━━━━━ Data supplied
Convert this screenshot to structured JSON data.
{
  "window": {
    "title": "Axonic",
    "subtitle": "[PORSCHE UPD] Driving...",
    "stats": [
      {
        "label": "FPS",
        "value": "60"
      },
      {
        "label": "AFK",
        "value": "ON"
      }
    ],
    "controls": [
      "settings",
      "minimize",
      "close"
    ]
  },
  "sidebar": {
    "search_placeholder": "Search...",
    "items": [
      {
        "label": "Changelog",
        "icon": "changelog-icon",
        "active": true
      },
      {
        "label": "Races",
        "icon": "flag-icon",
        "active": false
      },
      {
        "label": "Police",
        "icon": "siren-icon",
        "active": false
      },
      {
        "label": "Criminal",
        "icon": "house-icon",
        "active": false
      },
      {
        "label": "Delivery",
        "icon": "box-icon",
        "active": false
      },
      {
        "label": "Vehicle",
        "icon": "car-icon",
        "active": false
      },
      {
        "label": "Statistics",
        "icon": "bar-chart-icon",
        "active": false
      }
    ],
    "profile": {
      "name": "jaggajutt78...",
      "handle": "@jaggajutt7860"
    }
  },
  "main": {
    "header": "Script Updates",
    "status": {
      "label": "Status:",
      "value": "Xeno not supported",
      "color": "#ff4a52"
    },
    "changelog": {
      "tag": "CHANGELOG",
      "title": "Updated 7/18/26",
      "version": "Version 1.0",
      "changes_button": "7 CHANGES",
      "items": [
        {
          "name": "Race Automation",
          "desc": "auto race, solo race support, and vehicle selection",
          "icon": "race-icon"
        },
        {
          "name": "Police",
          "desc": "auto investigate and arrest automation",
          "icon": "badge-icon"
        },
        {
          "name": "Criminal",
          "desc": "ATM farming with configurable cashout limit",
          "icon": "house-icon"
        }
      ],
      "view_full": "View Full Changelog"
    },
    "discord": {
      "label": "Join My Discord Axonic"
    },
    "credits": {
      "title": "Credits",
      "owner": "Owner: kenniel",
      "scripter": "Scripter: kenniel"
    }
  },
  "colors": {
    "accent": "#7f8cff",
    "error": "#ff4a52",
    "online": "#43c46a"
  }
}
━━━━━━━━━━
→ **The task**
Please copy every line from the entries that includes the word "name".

→ **Reply to the exercise**
      "name": "jaggajutt78...",
          "name": "Race Automation",
          "name": "Police",
          "name": "Criminal",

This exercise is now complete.